- Provided material -
※ ※ ※
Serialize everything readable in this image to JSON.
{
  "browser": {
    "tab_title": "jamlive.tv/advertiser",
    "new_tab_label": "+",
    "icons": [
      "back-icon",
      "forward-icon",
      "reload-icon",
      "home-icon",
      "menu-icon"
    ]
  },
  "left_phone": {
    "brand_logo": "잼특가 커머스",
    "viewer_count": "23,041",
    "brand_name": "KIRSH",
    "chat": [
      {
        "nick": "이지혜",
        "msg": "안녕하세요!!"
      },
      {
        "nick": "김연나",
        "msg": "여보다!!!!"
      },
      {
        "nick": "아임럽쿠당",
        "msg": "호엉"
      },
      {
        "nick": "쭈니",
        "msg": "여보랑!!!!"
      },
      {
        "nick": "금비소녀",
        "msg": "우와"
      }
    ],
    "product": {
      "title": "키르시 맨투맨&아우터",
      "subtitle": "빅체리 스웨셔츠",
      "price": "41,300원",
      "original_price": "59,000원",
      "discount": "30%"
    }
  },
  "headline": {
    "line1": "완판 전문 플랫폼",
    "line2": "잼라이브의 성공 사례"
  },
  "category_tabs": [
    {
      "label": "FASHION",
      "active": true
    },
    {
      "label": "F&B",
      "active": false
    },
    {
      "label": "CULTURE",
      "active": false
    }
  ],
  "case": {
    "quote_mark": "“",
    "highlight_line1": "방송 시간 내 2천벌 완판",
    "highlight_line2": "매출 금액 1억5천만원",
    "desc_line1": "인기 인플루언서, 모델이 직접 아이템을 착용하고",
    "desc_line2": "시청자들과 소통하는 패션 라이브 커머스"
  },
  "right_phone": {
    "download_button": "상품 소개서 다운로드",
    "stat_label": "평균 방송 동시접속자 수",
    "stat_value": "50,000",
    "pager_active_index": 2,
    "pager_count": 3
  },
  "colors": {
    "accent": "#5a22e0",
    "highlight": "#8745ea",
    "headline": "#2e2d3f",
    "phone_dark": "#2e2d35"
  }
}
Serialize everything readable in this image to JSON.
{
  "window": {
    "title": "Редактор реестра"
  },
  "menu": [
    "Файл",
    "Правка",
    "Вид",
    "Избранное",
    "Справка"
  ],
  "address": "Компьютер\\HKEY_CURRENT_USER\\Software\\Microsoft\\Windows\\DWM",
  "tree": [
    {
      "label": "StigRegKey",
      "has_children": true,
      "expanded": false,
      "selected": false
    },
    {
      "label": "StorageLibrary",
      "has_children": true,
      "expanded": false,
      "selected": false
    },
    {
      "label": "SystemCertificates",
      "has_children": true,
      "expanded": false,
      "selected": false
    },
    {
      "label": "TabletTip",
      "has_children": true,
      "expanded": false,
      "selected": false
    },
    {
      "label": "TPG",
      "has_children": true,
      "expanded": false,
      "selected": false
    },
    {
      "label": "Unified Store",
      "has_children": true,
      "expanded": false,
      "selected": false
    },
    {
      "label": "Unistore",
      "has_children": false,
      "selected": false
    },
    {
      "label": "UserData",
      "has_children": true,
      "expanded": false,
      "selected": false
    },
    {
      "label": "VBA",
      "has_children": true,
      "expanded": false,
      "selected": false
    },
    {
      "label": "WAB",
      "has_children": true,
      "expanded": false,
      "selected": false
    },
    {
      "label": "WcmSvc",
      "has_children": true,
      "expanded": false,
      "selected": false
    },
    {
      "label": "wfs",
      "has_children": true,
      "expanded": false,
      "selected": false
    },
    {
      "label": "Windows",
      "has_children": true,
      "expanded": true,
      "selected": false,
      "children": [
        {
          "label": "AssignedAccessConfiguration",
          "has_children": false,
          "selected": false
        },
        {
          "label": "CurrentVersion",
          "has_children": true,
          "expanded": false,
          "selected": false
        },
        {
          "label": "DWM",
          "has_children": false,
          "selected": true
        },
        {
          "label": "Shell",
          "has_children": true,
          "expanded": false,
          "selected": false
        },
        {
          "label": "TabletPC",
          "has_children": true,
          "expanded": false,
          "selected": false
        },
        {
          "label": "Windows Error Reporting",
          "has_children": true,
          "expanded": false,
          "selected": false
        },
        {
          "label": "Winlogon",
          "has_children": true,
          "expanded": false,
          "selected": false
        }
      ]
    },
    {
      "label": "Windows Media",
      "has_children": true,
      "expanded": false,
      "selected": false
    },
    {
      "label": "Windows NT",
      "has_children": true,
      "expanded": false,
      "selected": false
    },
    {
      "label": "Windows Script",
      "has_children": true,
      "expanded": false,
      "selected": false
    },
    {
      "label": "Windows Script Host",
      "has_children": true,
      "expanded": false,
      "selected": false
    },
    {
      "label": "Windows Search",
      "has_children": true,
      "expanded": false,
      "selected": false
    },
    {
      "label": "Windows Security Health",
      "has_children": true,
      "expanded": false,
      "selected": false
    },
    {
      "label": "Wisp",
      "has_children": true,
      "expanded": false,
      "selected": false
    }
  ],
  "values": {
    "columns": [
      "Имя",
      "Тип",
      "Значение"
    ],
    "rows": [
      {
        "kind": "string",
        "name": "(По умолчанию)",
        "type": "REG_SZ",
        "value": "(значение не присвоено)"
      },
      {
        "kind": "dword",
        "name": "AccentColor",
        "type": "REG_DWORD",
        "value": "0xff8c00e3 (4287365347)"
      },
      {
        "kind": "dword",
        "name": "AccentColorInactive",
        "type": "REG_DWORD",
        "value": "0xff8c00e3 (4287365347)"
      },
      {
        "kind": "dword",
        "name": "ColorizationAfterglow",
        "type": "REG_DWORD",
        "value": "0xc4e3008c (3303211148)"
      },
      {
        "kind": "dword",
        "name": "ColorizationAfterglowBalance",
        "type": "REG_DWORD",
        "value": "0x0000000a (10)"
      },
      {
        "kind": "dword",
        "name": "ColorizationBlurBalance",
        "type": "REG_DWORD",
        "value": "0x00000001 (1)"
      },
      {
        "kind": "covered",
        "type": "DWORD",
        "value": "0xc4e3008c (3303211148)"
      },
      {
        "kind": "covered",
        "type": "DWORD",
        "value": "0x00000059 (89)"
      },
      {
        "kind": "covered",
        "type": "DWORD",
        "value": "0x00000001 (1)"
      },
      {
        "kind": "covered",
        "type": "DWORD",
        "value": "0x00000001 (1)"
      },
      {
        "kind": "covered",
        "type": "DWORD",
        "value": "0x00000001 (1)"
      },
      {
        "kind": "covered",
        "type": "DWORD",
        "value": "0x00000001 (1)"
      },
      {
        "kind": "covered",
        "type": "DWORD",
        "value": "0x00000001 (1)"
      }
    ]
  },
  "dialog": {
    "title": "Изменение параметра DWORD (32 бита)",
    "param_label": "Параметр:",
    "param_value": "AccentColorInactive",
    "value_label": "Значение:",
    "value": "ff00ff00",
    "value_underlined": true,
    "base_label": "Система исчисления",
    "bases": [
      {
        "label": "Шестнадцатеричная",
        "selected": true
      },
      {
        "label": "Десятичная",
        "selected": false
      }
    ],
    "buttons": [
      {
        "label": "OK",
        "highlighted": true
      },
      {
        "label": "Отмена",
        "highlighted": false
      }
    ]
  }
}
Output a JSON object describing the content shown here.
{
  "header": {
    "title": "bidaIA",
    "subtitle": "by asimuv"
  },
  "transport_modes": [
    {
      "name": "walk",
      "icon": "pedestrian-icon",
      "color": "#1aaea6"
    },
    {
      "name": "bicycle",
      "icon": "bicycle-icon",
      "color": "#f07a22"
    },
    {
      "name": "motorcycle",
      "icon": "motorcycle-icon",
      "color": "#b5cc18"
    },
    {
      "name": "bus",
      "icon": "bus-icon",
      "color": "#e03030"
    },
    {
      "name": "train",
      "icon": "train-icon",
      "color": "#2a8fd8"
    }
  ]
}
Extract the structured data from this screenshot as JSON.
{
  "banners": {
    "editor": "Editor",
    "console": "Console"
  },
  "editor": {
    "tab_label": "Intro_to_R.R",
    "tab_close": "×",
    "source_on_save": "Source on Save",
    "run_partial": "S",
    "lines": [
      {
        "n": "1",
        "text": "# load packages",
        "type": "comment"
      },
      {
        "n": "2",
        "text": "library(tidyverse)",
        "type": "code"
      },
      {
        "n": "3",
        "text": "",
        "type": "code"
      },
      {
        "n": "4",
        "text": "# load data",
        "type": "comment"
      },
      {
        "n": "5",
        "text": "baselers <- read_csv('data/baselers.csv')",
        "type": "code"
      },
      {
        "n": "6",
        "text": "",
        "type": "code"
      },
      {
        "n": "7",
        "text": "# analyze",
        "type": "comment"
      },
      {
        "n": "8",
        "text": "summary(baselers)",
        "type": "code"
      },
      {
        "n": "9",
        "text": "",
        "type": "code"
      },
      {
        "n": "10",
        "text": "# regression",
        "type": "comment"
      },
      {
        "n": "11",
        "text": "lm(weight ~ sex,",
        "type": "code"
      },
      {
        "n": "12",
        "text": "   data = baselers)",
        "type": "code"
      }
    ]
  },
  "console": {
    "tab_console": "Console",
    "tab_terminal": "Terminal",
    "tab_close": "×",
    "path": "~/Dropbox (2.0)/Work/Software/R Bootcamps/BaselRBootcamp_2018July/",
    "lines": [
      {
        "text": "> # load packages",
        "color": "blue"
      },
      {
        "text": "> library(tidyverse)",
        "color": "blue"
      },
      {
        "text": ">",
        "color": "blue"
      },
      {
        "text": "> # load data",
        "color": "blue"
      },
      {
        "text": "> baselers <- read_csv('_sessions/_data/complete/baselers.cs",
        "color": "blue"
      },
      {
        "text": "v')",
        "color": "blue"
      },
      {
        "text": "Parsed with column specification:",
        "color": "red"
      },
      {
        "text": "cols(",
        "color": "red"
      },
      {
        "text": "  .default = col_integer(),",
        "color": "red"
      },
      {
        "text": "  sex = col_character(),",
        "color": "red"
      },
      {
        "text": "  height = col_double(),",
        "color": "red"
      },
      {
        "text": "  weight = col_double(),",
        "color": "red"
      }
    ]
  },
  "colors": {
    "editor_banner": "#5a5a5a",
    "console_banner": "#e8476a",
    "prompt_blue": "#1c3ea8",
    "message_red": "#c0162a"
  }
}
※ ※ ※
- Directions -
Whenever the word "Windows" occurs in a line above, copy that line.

- Expected answer -
  "address": "Компьютер\\HKEY_CURRENT_USER\\Software\\Microsoft\\Windows\\DWM",
      "label": "Windows",
          "label": "Windows Error Reporting",
      "label": "Windows Media",
      "label": "Windows NT",
      "label": "Windows Script",
      "label": "Windows Script Host",
      "label": "Windows Search",
      "label": "Windows Security Health",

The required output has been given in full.